EXERCISE GOAL:
Reading the listing that follows, count the lines where "Start" appears, and answer with only that count.

RAW DATA:
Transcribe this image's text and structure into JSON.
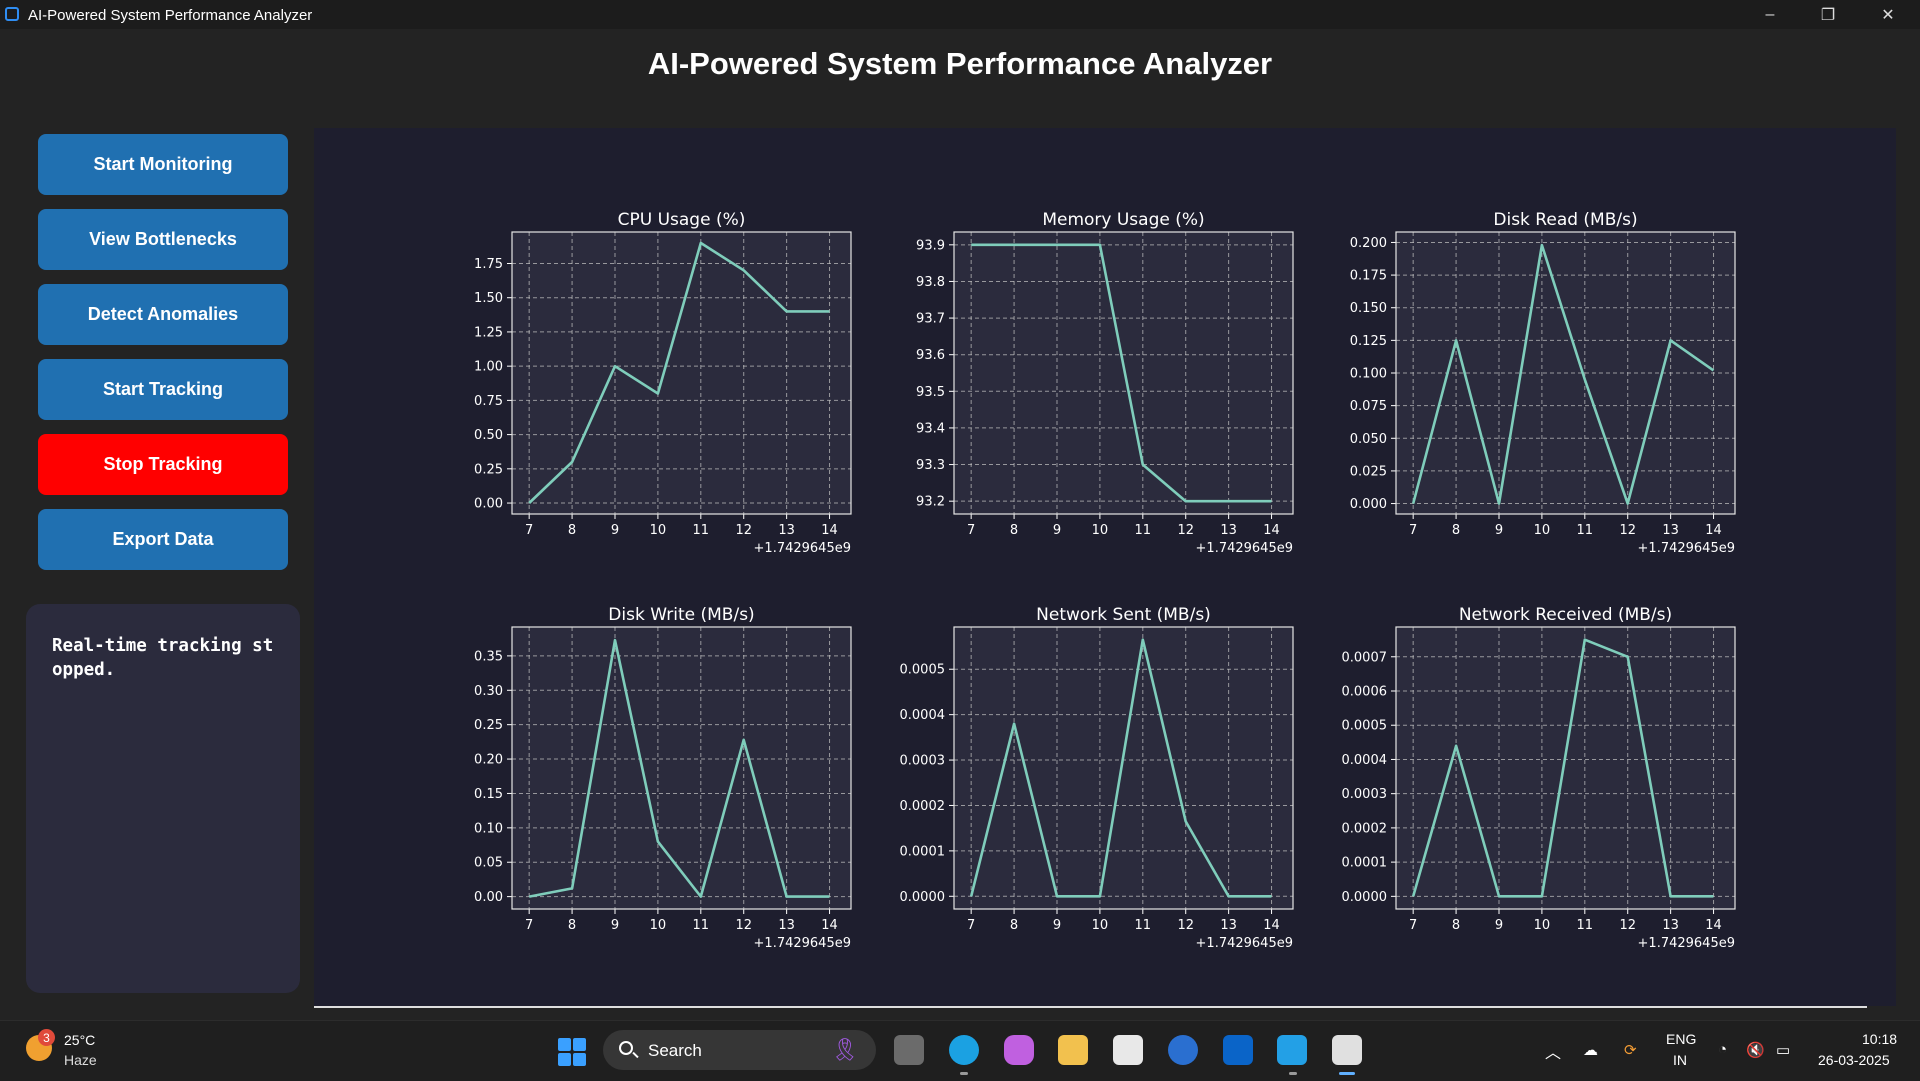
{
  "window": {
    "title": "AI-Powered System Performance Analyzer",
    "minimize": "–",
    "maximize": "❐",
    "close": "✕"
  },
  "header": {
    "title": "AI-Powered System Performance Analyzer"
  },
  "sidebar": {
    "buttons": [
      {
        "label": "Start Monitoring"
      },
      {
        "label": "View Bottlenecks"
      },
      {
        "label": "Detect Anomalies"
      },
      {
        "label": "Start Tracking"
      },
      {
        "label": "Stop Tracking"
      },
      {
        "label": "Export Data"
      }
    ],
    "status_text": "Real-time tracking stopped."
  },
  "colors": {
    "accent": "#2070b1",
    "stop": "#ff0000",
    "line": "#7fcdbb",
    "plot_bg": "#2b2b3d",
    "area_bg": "#1e1e2e"
  },
  "chart_data": [
    {
      "type": "line",
      "title": "CPU Usage (%)",
      "x": [
        7,
        8,
        9,
        10,
        11,
        12,
        13,
        14
      ],
      "values": [
        0.0,
        0.3,
        1.0,
        0.8,
        1.9,
        1.7,
        1.4,
        1.4
      ],
      "xlim": [
        6.6,
        14.5
      ],
      "ylim": [
        -0.08,
        1.98
      ],
      "yticks": [
        "0.00",
        "0.25",
        "0.50",
        "0.75",
        "1.00",
        "1.25",
        "1.50",
        "1.75"
      ],
      "ytick_values": [
        0,
        0.25,
        0.5,
        0.75,
        1.0,
        1.25,
        1.5,
        1.75
      ],
      "xticks": [
        "7",
        "8",
        "9",
        "10",
        "11",
        "12",
        "13",
        "14"
      ],
      "offset": "+1.7429645e9",
      "grid": true
    },
    {
      "type": "line",
      "title": "Memory Usage (%)",
      "x": [
        7,
        8,
        9,
        10,
        11,
        12,
        13,
        14
      ],
      "values": [
        93.9,
        93.9,
        93.9,
        93.9,
        93.3,
        93.2,
        93.2,
        93.2
      ],
      "xlim": [
        6.6,
        14.5
      ],
      "ylim": [
        93.165,
        93.935
      ],
      "yticks": [
        "93.2",
        "93.3",
        "93.4",
        "93.5",
        "93.6",
        "93.7",
        "93.8",
        "93.9"
      ],
      "ytick_values": [
        93.2,
        93.3,
        93.4,
        93.5,
        93.6,
        93.7,
        93.8,
        93.9
      ],
      "xticks": [
        "7",
        "8",
        "9",
        "10",
        "11",
        "12",
        "13",
        "14"
      ],
      "offset": "+1.7429645e9",
      "grid": true
    },
    {
      "type": "line",
      "title": "Disk Read (MB/s)",
      "x": [
        7,
        8,
        9,
        10,
        11,
        12,
        13,
        14
      ],
      "values": [
        0.0,
        0.125,
        0.0,
        0.198,
        0.095,
        0.0,
        0.125,
        0.102
      ],
      "xlim": [
        6.6,
        14.5
      ],
      "ylim": [
        -0.008,
        0.208
      ],
      "yticks": [
        "0.000",
        "0.025",
        "0.050",
        "0.075",
        "0.100",
        "0.125",
        "0.150",
        "0.175",
        "0.200"
      ],
      "ytick_values": [
        0,
        0.025,
        0.05,
        0.075,
        0.1,
        0.125,
        0.15,
        0.175,
        0.2
      ],
      "xticks": [
        "7",
        "8",
        "9",
        "10",
        "11",
        "12",
        "13",
        "14"
      ],
      "offset": "+1.7429645e9",
      "grid": true
    },
    {
      "type": "line",
      "title": "Disk Write (MB/s)",
      "x": [
        7,
        8,
        9,
        10,
        11,
        12,
        13,
        14
      ],
      "values": [
        0.0,
        0.012,
        0.373,
        0.08,
        0.0,
        0.228,
        0.0,
        0.0
      ],
      "xlim": [
        6.6,
        14.5
      ],
      "ylim": [
        -0.018,
        0.392
      ],
      "yticks": [
        "0.00",
        "0.05",
        "0.10",
        "0.15",
        "0.20",
        "0.25",
        "0.30",
        "0.35"
      ],
      "ytick_values": [
        0,
        0.05,
        0.1,
        0.15,
        0.2,
        0.25,
        0.3,
        0.35
      ],
      "xticks": [
        "7",
        "8",
        "9",
        "10",
        "11",
        "12",
        "13",
        "14"
      ],
      "offset": "+1.7429645e9",
      "grid": true
    },
    {
      "type": "line",
      "title": "Network Sent (MB/s)",
      "x": [
        7,
        8,
        9,
        10,
        11,
        12,
        13,
        14
      ],
      "values": [
        0.0,
        0.00038,
        0.0,
        0.0,
        0.000565,
        0.000165,
        0.0,
        0.0
      ],
      "xlim": [
        6.6,
        14.5
      ],
      "ylim": [
        -2.8e-05,
        0.000593
      ],
      "yticks": [
        "0.0000",
        "0.0001",
        "0.0002",
        "0.0003",
        "0.0004",
        "0.0005"
      ],
      "ytick_values": [
        0,
        0.0001,
        0.0002,
        0.0003,
        0.0004,
        0.0005
      ],
      "xticks": [
        "7",
        "8",
        "9",
        "10",
        "11",
        "12",
        "13",
        "14"
      ],
      "offset": "+1.7429645e9",
      "grid": true
    },
    {
      "type": "line",
      "title": "Network Received (MB/s)",
      "x": [
        7,
        8,
        9,
        10,
        11,
        12,
        13,
        14
      ],
      "values": [
        0.0,
        0.00044,
        0.0,
        0.0,
        0.00075,
        0.0007,
        0.0,
        0.0
      ],
      "xlim": [
        6.6,
        14.5
      ],
      "ylim": [
        -3.7e-05,
        0.000787
      ],
      "yticks": [
        "0.0000",
        "0.0001",
        "0.0002",
        "0.0003",
        "0.0004",
        "0.0005",
        "0.0006",
        "0.0007"
      ],
      "ytick_values": [
        0,
        0.0001,
        0.0002,
        0.0003,
        0.0004,
        0.0005,
        0.0006,
        0.0007
      ],
      "xticks": [
        "7",
        "8",
        "9",
        "10",
        "11",
        "12",
        "13",
        "14"
      ],
      "offset": "+1.7429645e9",
      "grid": true
    }
  ],
  "taskbar": {
    "weather": {
      "temp": "25°C",
      "condition": "Haze",
      "badge": "3"
    },
    "search": {
      "label": "Search"
    },
    "apps": [
      "task-view-icon",
      "edge-icon",
      "copilot-icon",
      "file-explorer-icon",
      "store-icon",
      "dell-icon",
      "outlook-icon",
      "vscode-icon",
      "python-icon"
    ],
    "lang": {
      "line1": "ENG",
      "line2": "IN"
    },
    "clock": {
      "time": "10:18",
      "date": "26-03-2025"
    }
  }
}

TASK RESULT:
2